Assange Faces US Extradition Hearing in London
By Staff, Agencies
WikiLeaks founder Julian Assange on Friday faces his first British court hearing since the US submitted a formal extradition request on espionage charges that have upset defenders of press freedoms and human rights.
The 47-year-old Australian is currently serving a 50-week prison sentence for violating bail conditions in 2012 when he was wanted on accusations of sexual assault in Sweden.
The hacker was sensationally dragged out shouting from the Ecuadoran embassy in London by British police in April after Quito terminated his seven-year asylum stay.
Washington says Assange violated the Espionage Act by releasing a vast trove of classified military and diplomatic files in 2010 about US bombing campaigns in Afghanistan and Iraq.
The initial revelations about civilian casualties and embarrassing statements made by US officials about foreign leaders were published in coordination with newspapers such as The New York Times and The Guardian.
Those stories carefully redacted the names and personal details of US operatives and local informants whose lives could have been imperiled by their identities' release.

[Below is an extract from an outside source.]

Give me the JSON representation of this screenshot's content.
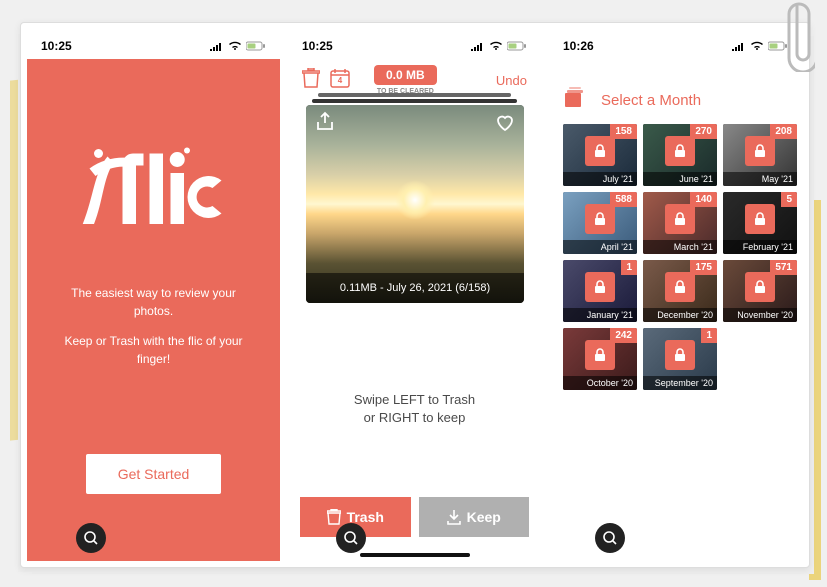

But WikiLeaks eventually found the arrangement too confining and published the entire load of unedited cables and video files -- hundreds of thousands in all -- on its website.
None of the 18 charges against Assange relate to his site's publication of emails that alleged Russian agents stole from the Democratic Party during Donald Trump's triumphant presidential election campaign.
"WikiLeaks walks like a hostile intelligence service and talks like a hostile intelligence service," US Secretary of State Mike Pompeo said two days after Assange's arrest.
"It is time to call out WikiLeaks for what it really is -– a non-state hostile intelligence service often abetted by state actors like Russia," he said.
Assange could be sentenced to 175 years in jail if convicted on all charges.
Assange himself might speak briefly by video link but is not expected to appear in person at Friday's largely procedural hearing.
The case is likely to last months as there are multiple opportunities for appeal.